Embark said its automated trucks traveled 124,062 miles during 2018, and drivers in those vehicles only needed to disengage the system, on average, once every 1,392 miles.
The company issued the public report covering its Level 2 automated fleet on Jan. 30, even though it is not required by law in its home state of California. The California Department of Motor Vehicles requires companies testing higher levels of automated vehicles to file a report annually.
“We are publicly releasing comparable disengagement data for 2018 because we believe transparency is a critical part of earning the public’s trust,” said Embark CEO Alex Rodrigues.
Embark said it is only the third company to top 100,000 automated miles in a year, joining Cruise, which is owned by General Motors, in 2017, and Google’s self-driving car project starting in 2015.

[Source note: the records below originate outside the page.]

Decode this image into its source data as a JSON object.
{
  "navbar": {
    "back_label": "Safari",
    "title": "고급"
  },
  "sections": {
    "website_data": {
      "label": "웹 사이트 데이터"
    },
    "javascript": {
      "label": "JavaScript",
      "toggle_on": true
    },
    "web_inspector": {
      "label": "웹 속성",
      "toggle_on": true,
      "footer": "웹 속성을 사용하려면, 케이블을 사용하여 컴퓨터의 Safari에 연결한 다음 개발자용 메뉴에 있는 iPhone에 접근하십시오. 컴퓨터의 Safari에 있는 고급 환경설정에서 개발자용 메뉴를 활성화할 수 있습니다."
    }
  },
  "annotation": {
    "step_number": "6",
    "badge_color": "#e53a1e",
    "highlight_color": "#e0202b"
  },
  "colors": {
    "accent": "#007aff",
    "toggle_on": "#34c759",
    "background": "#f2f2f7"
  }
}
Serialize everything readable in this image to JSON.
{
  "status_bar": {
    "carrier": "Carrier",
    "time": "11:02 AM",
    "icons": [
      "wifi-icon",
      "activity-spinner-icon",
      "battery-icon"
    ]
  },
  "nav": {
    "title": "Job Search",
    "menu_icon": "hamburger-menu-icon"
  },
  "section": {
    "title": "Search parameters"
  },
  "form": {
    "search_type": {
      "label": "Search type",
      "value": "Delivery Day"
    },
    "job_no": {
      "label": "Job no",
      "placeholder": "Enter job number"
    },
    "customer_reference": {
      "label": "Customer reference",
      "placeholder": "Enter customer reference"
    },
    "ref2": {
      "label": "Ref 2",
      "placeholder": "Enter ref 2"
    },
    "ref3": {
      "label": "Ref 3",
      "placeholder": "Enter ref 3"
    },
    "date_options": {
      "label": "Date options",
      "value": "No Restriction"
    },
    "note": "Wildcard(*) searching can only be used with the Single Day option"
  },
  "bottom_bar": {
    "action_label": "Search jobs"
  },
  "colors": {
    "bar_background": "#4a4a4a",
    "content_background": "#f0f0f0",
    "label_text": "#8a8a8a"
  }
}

“By focusing on trucks on highways we’ve been able to safely progress towards commercialization much more quickly and cost-effectively,” Rodrigues said.
During 2018, Embark completed a coast-to-coast trip across the United States with an automated truck. The 2,400-mile journey went along Interstate 10 from Los Angeles to Jacksonville, FL.
The company continues to move freight for real customers, and there is always a driver behind the wheel.
Jonny Morris, Embark’s head of public policy, told Fleet Owner the automated system could potentially be disengaged and re-engaged multiple times during a long trip.
As an example, he said a truck driver could choose to disengage prior to merging into traffic, and then switch back into automated mode once appropriate.
Morris declined to share the exact number of trucks in Embark’s fleet, but said the company was planning to add more vehicles moving forward.